It feels good to see my grandfather, with his crown of white hair, and bespectacled face, and be able to give him a quick arm massage when he told me his arm hurt. My grandmother, in her truthful candidness, let me know that she’d missed me, even between jokes about how dark I’d become and how tanned my skin is.
It’s also wonderful to be able to sit through my brother Ronald’s impromptu photography lessons, as he tried to show me how his new lens worked and how to quickly edit in Adobe Lightroom. It’s also great to see my sister Val and be sleeping in the same floor as her again, even though the room which used to be mine, now bears a sign that says “Valerie’s Room”.
There are so many things about being back home in Asia that remind me that I belong, as well as that tell how much has changed.
Some neighborhoods, like Siglap and Katong, are almost exactly as I had left them; then there are others that have drastically changed – many new train stations along with refurbished shopping areas, sprouting real estate developments, and a sea of increasingly foreign faces.
I drink in and observe everything as if I were a foreign tourist, the first time in a land that is legitimately mine, but also constantly evolving.
It’s just like being in a long-distance relationship – where change is inevitable and necessary, and will always be a part of the equation.
This continent, this country, and my family and friends that are all here – make me feel so much – emotions that choke me up with tears at times and that also bring me so much joy. There is simplicity and there is complexity; there is complete openness, and there are shades of transparency and truth.
I have so much to digest and experience in these three weeks – some of which I’d love to share with you, and some of which I’d prefer to keep to myself.
Today, I’d like to share this simple dish with you – pan-fried tofu accompanied with a spicy Siracha soy sauce.
Tofu is an ingredient that is widely-eaten in Asia, and is a food that can almost always be found in most Chinese kitchens (at least in mine).
There are many ways that you can prepare tofu, and this is probably one of the simplest.
You begin with placing a block of tofu on top of paper kitchen towels which will soak up the moisture from the tofu. When most of the moisture has been absorbed, cut the tofu into evenly-sized triangle pieces.
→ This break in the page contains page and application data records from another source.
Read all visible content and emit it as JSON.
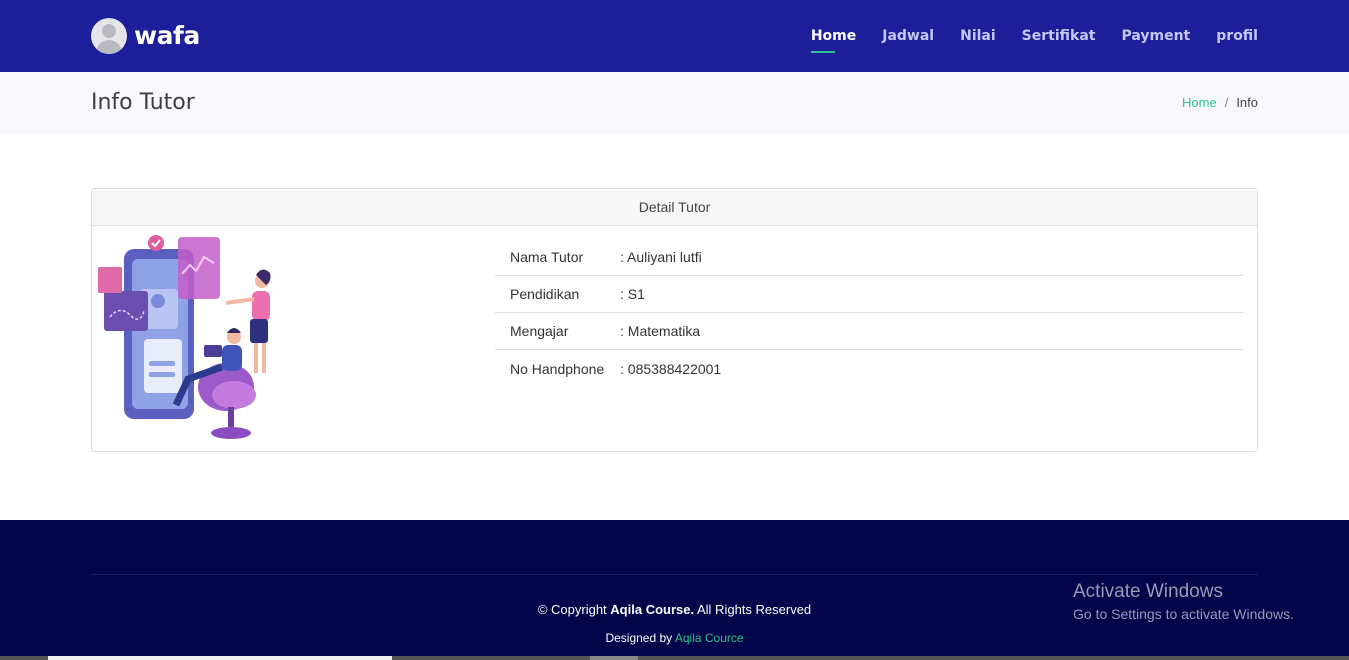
{
  "brand": {
    "name": "wafa",
    "avatar_icon": "user-avatar-icon"
  },
  "nav": {
    "items": [
      {
        "label": "Home",
        "active": true
      },
      {
        "label": "Jadwal",
        "active": false
      },
      {
        "label": "Nilai",
        "active": false
      },
      {
        "label": "Sertifikat",
        "active": false
      },
      {
        "label": "Payment",
        "active": false
      },
      {
        "label": "profil",
        "active": false
      }
    ]
  },
  "page": {
    "title": "Info Tutor",
    "breadcrumb": {
      "home": "Home",
      "separator": "/",
      "current": "Info"
    }
  },
  "card": {
    "header": "Detail Tutor",
    "rows": [
      {
        "label": "Nama Tutor",
        "value": ": Auliyani lutfi"
      },
      {
        "label": "Pendidikan",
        "value": ": S1"
      },
      {
        "label": "Mengajar",
        "value": ": Matematika"
      },
      {
        "label": "No Handphone",
        "value": ": 085388422001"
      }
    ]
  },
  "footer": {
    "copyright_prefix": "© Copyright",
    "copyright_brand": "Aqila Course.",
    "copyright_suffix": "All Rights Reserved",
    "designed_prefix": "Designed by",
    "designed_link": "Aqila Cource"
  },
  "watermark": {
    "title": "Activate Windows",
    "subtitle": "Go to Settings to activate Windows."
  },
  "colors": {
    "topbar": "#1c1f99",
    "accent": "#2bc48a",
    "footer": "#03034a"
  }
}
When all the tofu has been cut, sprinkle salt and pepper over the pieces of tofu, and then pan-fry the tofu in a non-stick pan with just a little bit of cooking oil over medium heat.
Let the tofu cook for a few minutes until the underside turns golden brown, then flip the pieces of tofu over and let the other side cook until golden as well. (In order for the tofu to cook well, it’s important that you place the tofu in just one layer; if necessary, cook the tofu in two or three batches, depending on how small or large your pan is. Be patient; it’ll pay off.)
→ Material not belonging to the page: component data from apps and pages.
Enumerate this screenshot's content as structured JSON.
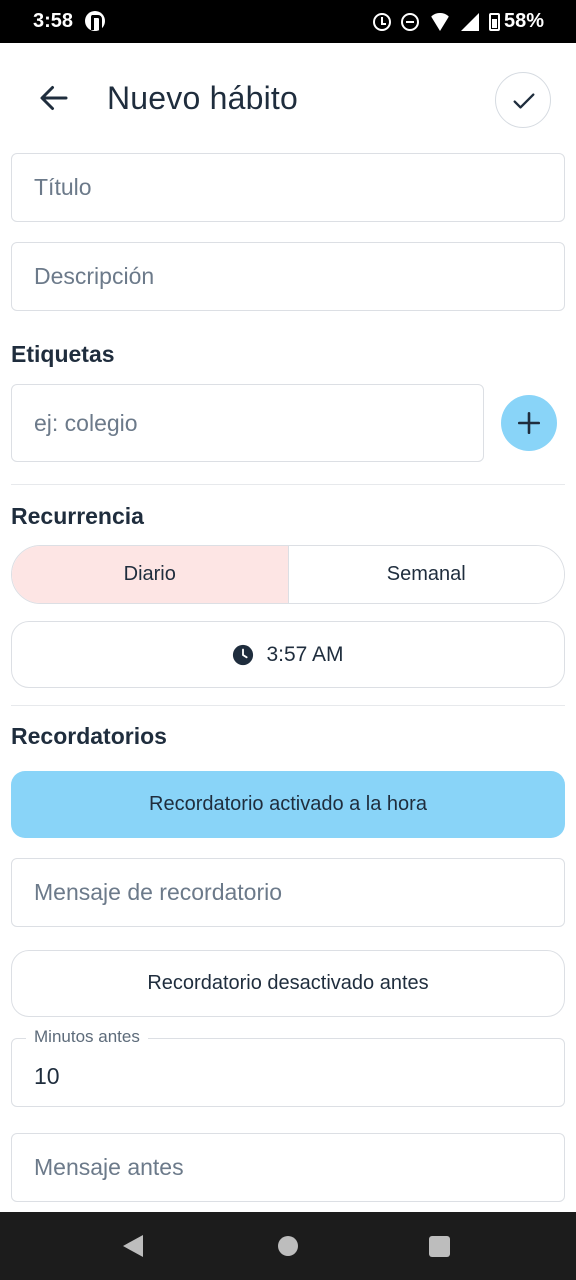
{
  "status_bar": {
    "time": "3:58",
    "battery": "58%"
  },
  "header": {
    "title": "Nuevo hábito"
  },
  "form": {
    "title_placeholder": "Título",
    "description_placeholder": "Descripción",
    "tags_heading": "Etiquetas",
    "tag_placeholder": "ej: colegio",
    "recurrence_heading": "Recurrencia",
    "recurrence_options": [
      "Diario",
      "Semanal"
    ],
    "selected_recurrence": "Diario",
    "time": "3:57 AM",
    "reminders_heading": "Recordatorios",
    "reminder_on_label": "Recordatorio activado a la hora",
    "reminder_message_placeholder": "Mensaje de recordatorio",
    "reminder_before_label": "Recordatorio desactivado antes",
    "minutes_before_label": "Minutos antes",
    "minutes_before_value": "10",
    "message_before_placeholder": "Mensaje antes"
  },
  "colors": {
    "accent": "#89d4f8",
    "selected_segment": "#fde5e4",
    "text": "#1f2d3d"
  }
}
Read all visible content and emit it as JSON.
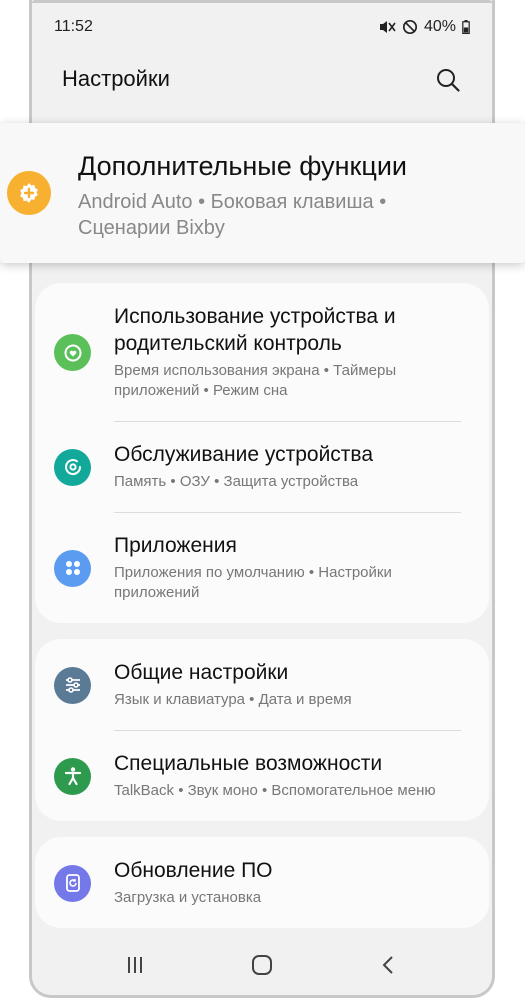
{
  "status": {
    "time": "11:52",
    "battery": "40%"
  },
  "header": {
    "title": "Настройки"
  },
  "highlight": {
    "title": "Дополнительные функции",
    "subtitle": "Android Auto  •  Боковая клавиша  •  Сценарии Bixby",
    "icon_color": "#f7b030"
  },
  "cards": [
    {
      "items": [
        {
          "title": "Использование устройства и родительский контроль",
          "subtitle": "Время использования экрана  •  Таймеры приложений  •  Режим сна",
          "icon": "wellbeing-icon",
          "icon_color": "#5cc05a"
        },
        {
          "title": "Обслуживание устройства",
          "subtitle": "Память  •  ОЗУ  •  Защита устройства",
          "icon": "device-care-icon",
          "icon_color": "#12a89a"
        },
        {
          "title": "Приложения",
          "subtitle": "Приложения по умолчанию  •  Настройки приложений",
          "icon": "apps-icon",
          "icon_color": "#5b9cf0"
        }
      ]
    },
    {
      "items": [
        {
          "title": "Общие настройки",
          "subtitle": "Язык и клавиатура  •  Дата и время",
          "icon": "sliders-icon",
          "icon_color": "#5a7a96"
        },
        {
          "title": "Специальные возможности",
          "subtitle": "TalkBack  •  Звук моно  •  Вспомогательное меню",
          "icon": "accessibility-icon",
          "icon_color": "#2e9a4e"
        }
      ]
    },
    {
      "items": [
        {
          "title": "Обновление ПО",
          "subtitle": "Загрузка и установка",
          "icon": "update-icon",
          "icon_color": "#7478e8"
        }
      ]
    }
  ]
}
When all of the tofu is finally cooked, mix equal parts of Siracha sauce and soy sauce together. Serve pan-fried tofu garnished with sesame seeds and spring onions, together with the delicious, spicy Siracha soy sauce, and cooked rice, if so desired.
I hope you’ll like it!
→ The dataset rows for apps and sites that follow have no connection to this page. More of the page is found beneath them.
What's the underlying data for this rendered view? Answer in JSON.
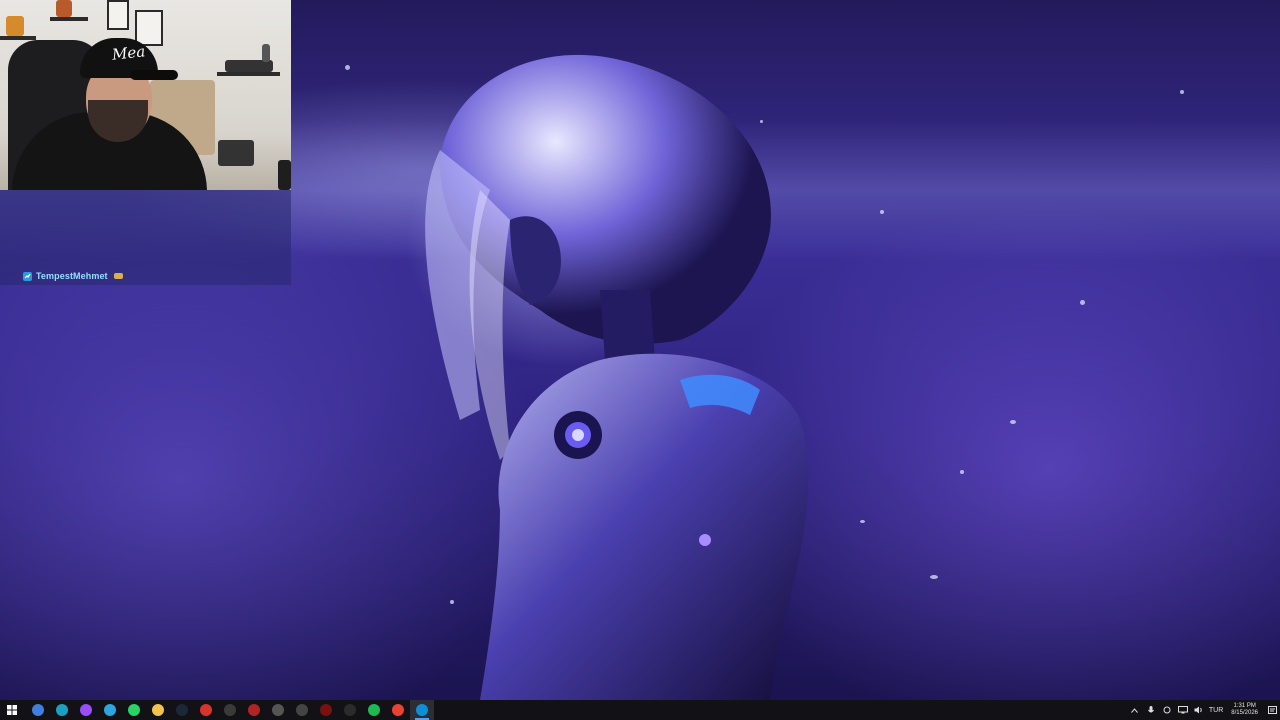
{
  "chat": {
    "username": "TempestMehmet",
    "name_color": "#8fe0ff"
  },
  "webcam": {
    "cap_text": "Mea"
  },
  "taskbar": {
    "start_icon": "windows-start-icon",
    "apps": [
      {
        "name": "app-1",
        "icon": "circle-app-icon",
        "color": "#3f7fe0"
      },
      {
        "name": "app-2",
        "icon": "browser-icon",
        "color": "#1aa0c0"
      },
      {
        "name": "app-3",
        "icon": "purple-app-icon",
        "color": "#9a4cff"
      },
      {
        "name": "app-4",
        "icon": "telegram-icon",
        "color": "#2ca5e0"
      },
      {
        "name": "app-5",
        "icon": "whatsapp-icon",
        "color": "#25d366"
      },
      {
        "name": "app-6",
        "icon": "folder-icon",
        "color": "#f2c14e"
      },
      {
        "name": "app-7",
        "icon": "steam-icon",
        "color": "#1b2838"
      },
      {
        "name": "app-8",
        "icon": "red-app-icon",
        "color": "#d9342b"
      },
      {
        "name": "app-9",
        "icon": "dark-app-icon",
        "color": "#3a3a3a"
      },
      {
        "name": "app-10",
        "icon": "tool-app-icon",
        "color": "#b02424"
      },
      {
        "name": "app-11",
        "icon": "hexagon-app-icon",
        "color": "#555555"
      },
      {
        "name": "app-12",
        "icon": "record-app-icon",
        "color": "#444444"
      },
      {
        "name": "app-13",
        "icon": "red-dark-app-icon",
        "color": "#7a1010"
      },
      {
        "name": "app-14",
        "icon": "capcut-icon",
        "color": "#2b2b2b"
      },
      {
        "name": "app-15",
        "icon": "spotify-icon",
        "color": "#1db954"
      },
      {
        "name": "app-16",
        "icon": "chrome-icon",
        "color": "#e94235"
      },
      {
        "name": "app-17",
        "icon": "edge-icon",
        "color": "#0c8fd8",
        "active": true
      }
    ],
    "tray": {
      "language": "TUR",
      "time": "1:31 PM",
      "date": "8/15/2026"
    }
  }
}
- 1 block of tofu, cut into small triangle pieces
- Salt and pepper to taste
- 1 tablespoon Siracha sauce
- 1 tablespoon soy sauce
- A handful of white sesame seeds, for garnish
- A handful of chopped spring onions, for garnish
- Cooked rice for accompaniment, optional
- Before cutting the tofu, let it sit on a few pieces of paper towels until the moisture is mostly absorbed, then cut tofu into small triangle pieces.
- Sprinkle salt and pepper over the pieces of tofu
- Pan-fry tofu in a non-stick frying pan with a bit of cooking oil over medium heat
- Let tofu cook for a few minutes until underside is golden brown, then flip over and let the other side cook until golden as well. (Make sure that tofu cooks innn one single layer. If necessary, you may need to cook tofu in two batches)
- Mix Siracha and soy sauce together to get the siracha soy sauce
- Serve pan-fried tofu garnished with sesame seeds and spring onions, alongside the sauce.